Hazzaa replied: “A robot with four arms to help me (and astronauts) do different tasks on board the station.”

Another student, Mansoor Al Mansoori, asked how Hazzaa was able to know the orientation of the ISS, figuring out which was “up” and which was “down”.

Hazzaa admitted it was very difficult in the beginning. He said: “The first time I was on the ISS it was difficult for me to determine where was up and where was down. But the good thing is we have the deck. This is our reference. Everything is oriented upward. This is the same thing we simulate on ground during our training.”

Hazzaa ended the 21-minute live call waiving his hand with a smile, pleased with the students’ inputs.

Some of these students travelled all the way from Fujairah like Hoor Rashid and 30 of her schoolmates from the Al Itqan School. She told Gulf News: “I’m interested in space. Maybe in the future we can pursue it inshaallah. Living in space is interesting. And looking at the Earth from the ISS is exciting.”

From Al Muhaisnah in Dubai, Filipina 10th grader Ma. Erika Julia Alquiza from the United International Private School said she appreciated the opportunity to contribute from Dubai.

“Despite the fact that matters like space technology and exploration are often seen as serious topics for adults, the UAE and MBRSC specially tried to include the efforts of the youth such as myself in their activities and saw us not as children but as individuals who can give our fair share of contributions… by sending a command to the robot (Int-Ball) while interacting with Hazzaa,” she told Gulf News.

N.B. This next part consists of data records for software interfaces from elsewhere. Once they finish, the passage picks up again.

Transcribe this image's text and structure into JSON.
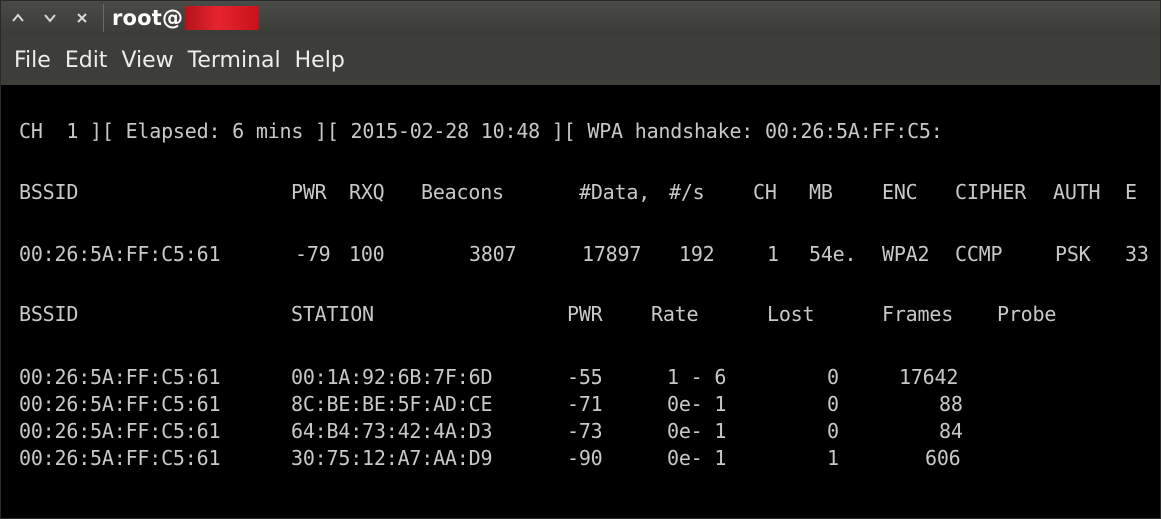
{
  "window": {
    "title": "root@",
    "buttons": [
      "^",
      "v",
      "×"
    ]
  },
  "menu": [
    "File",
    "Edit",
    "View",
    "Terminal",
    "Help"
  ],
  "status_line": "CH  1 ][ Elapsed: 6 mins ][ 2015-02-28 10:48 ][ WPA handshake: 00:26:5A:FF:C5:",
  "ap_table": {
    "headers": [
      "BSSID",
      "PWR",
      "RXQ",
      "Beacons",
      "#Data,",
      "#/s",
      "CH",
      "MB",
      "ENC",
      "CIPHER",
      "AUTH",
      "E"
    ],
    "rows": [
      [
        "00:26:5A:FF:C5:61",
        "-79",
        "100",
        "3807",
        "17897",
        "192",
        "1",
        "54e.",
        "WPA2",
        "CCMP",
        "PSK",
        "33"
      ]
    ]
  },
  "station_table": {
    "headers": [
      "BSSID",
      "STATION",
      "PWR",
      "Rate",
      "Lost",
      "Frames",
      "Probe"
    ],
    "rows": [
      [
        "00:26:5A:FF:C5:61",
        "00:1A:92:6B:7F:6D",
        "-55",
        "1 - 6",
        "0",
        "17642",
        ""
      ],
      [
        "00:26:5A:FF:C5:61",
        "8C:BE:BE:5F:AD:CE",
        "-71",
        "0e- 1",
        "0",
        "88",
        ""
      ],
      [
        "00:26:5A:FF:C5:61",
        "64:B4:73:42:4A:D3",
        "-73",
        "0e- 1",
        "0",
        "84",
        ""
      ],
      [
        "00:26:5A:FF:C5:61",
        "30:75:12:A7:AA:D9",
        "-90",
        "0e- 1",
        "1",
        "606",
        ""
      ]
    ]
  }
}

Hazzaa will hold one final live video call on Tuesday before his scheduled return to Earth on Thursday after eight days in space.